BEREA, Ohio -- What looked like a tough day for Cleveland Browns rookie Johnny Manziel changed on one rollout late in the offseason practice, when he stopped at the right sideline and threw across the field to Jordan Cameron.
The pass would have gained about 40 or 45 yards and was a thing of beauty, a spiral thrown perfectly from one sideline to the other that dropped right into the hands of Cameron as he was chased by two defenders.
Oddly, one of those was nose tackle Ishmaa'ily Kitchen (all 330 pounds of him).
Manziel energized the team with the throw. As Cameron caught it, the players on the field all roared with approval.
"Pretty sweet, huh?" wide receiver Nate Burleson said.
The next two plays were a little more of a glimpse into Johnny Football. On one, he rolled left and fired across his body to Cameron. The ball was almost caught but the pass was broken up. The next featured another rollout left, with Manziel throwing to the right and completing it to Gordon.
In a series of practices when lack of contact takes away some of what Manziel can do -- escape the rush, move around -- those three plays provided a glimpse into why the Browns drafted him.
"It's difficult when he's got the red shirt on and the defensive guys know they can't tackle him," Browns coach Mike Pettine said. "It's hard to get glimpses of that.
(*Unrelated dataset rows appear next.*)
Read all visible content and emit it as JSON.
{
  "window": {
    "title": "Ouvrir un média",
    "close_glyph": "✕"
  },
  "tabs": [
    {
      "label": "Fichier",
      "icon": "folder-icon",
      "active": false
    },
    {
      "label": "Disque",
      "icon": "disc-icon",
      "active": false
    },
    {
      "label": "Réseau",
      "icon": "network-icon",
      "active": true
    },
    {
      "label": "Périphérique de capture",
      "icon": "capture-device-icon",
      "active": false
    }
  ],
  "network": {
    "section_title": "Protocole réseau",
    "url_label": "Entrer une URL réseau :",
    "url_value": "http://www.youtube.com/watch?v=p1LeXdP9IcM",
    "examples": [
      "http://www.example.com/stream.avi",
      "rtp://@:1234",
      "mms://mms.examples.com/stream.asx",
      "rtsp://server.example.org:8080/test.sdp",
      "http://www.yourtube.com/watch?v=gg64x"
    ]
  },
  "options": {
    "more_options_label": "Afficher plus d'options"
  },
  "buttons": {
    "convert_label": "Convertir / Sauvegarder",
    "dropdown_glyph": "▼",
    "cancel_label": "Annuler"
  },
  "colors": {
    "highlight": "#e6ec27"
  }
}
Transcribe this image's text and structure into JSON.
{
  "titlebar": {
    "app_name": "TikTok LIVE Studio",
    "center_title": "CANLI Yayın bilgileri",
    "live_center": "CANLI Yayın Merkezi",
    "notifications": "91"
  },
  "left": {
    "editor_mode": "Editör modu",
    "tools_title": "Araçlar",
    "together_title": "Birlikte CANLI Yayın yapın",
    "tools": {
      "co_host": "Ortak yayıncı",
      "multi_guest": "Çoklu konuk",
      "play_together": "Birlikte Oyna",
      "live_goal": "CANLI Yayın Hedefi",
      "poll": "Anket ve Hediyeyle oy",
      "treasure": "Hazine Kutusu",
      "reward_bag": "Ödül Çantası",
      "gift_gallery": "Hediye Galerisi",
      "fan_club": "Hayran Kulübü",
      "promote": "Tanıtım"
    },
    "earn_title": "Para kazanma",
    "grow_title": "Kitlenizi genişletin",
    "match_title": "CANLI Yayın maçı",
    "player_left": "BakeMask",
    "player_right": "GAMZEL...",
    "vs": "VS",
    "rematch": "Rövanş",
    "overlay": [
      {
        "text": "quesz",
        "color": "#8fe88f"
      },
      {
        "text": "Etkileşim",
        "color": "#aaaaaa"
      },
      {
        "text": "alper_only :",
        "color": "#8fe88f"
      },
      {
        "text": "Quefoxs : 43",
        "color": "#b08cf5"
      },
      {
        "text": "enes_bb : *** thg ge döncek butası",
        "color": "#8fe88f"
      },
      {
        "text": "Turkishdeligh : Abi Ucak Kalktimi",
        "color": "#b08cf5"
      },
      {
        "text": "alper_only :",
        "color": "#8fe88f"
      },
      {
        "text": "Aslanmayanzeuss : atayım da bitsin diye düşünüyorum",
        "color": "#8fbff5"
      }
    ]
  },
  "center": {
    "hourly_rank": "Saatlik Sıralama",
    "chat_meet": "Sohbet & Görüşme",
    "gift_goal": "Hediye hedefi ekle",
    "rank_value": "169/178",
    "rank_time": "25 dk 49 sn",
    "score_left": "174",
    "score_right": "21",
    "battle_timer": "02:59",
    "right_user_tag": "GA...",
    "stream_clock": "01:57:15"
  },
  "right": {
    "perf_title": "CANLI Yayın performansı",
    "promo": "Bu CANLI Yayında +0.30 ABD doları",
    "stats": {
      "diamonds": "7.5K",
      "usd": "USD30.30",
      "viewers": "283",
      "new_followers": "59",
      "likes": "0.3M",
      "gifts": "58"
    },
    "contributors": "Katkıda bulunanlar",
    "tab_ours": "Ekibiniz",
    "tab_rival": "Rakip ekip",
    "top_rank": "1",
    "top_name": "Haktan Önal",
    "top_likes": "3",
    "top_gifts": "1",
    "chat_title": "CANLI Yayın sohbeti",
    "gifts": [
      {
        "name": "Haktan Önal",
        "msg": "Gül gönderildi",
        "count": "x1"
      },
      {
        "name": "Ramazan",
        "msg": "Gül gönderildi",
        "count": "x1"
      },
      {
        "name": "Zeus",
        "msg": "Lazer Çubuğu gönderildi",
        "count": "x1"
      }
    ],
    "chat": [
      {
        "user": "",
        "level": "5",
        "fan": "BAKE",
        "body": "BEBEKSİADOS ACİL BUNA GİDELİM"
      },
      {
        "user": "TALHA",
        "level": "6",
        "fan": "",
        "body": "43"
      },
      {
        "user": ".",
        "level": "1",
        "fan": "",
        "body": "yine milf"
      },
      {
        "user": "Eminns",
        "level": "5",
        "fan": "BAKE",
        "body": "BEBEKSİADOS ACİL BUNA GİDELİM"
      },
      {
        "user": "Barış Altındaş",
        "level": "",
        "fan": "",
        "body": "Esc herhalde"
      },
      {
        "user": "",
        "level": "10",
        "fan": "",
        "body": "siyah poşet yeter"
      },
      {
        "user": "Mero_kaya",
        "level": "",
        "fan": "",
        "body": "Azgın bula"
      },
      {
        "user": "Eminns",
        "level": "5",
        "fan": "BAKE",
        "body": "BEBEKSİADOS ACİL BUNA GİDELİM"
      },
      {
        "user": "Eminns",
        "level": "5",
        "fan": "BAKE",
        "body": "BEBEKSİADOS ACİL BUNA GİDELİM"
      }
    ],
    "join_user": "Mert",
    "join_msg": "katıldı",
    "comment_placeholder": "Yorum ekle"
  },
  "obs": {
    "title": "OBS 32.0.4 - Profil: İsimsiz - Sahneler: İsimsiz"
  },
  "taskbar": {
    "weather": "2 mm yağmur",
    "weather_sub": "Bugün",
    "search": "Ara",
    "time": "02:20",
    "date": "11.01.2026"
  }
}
But we did some design rollouts with him and he's shown when he can get in the open field, he can run through an angle and he can eat up some ground pretty quickly."
Manziel's first throw of the practice was picked off by an aggressive Donte Whitner. He also had a poor sideline throw intercepted. Pettine attributed one to a bad read, another to a bad route by a receiver. But that's what this time of year is about -- taking chances and learning.
Manziel is behind Brian Hoyer on the depth chart -- Pettine made that clear -- and he's behind to the point that Pettine said he'd probably keep Hoyer limited at next week's minicamp, much to Hoyer's chagrin.
"It's tough to see someone else do your job," Hoyer said.
He quickly added, though, that he understands the thinking on limiting the risk as he recovers from a torn knee ligament.
And Hoyer can leave the offseason of work knowing the Browns treated him with kid gloves -- as if he's the starter.
The play of the practice, though, belonged to Manziel. And his teammates knew it.
"He's an exciting guy," Cameron said. "He'll make plays out of nothing. I guess that was one of them. It was a great throw."
Which led to two more exciting plays.
"I like to see Johnny make big plays," Burleson said. "He's another guy that you guys like to talk about quite a bit. When a quarterback gets in a rhythm and gets a little confidence, chin pokes up, chest sticks out a little more and they play better. When he gets in a rhythm he's a special athlete."
The Browns might want to think about Kitchen that way as well. A nose tackle was running right behind Cameron -- "He was grabbing my jersey," Cameron quipped -- in chase of the Pro Bowl tight end.
"The first thing I asked was, 'What the hell coverage were we in?'" Pettine said.
Pettine said Kitchen simply recognized the play, which the offense had run well in previous practices, and made a great effort to try to cover it.
"I think he just sensed the play coming because we've been burned on it a couple times in practice," Pettine said. "So he just latched on to him and started running. It was actually pretty funny."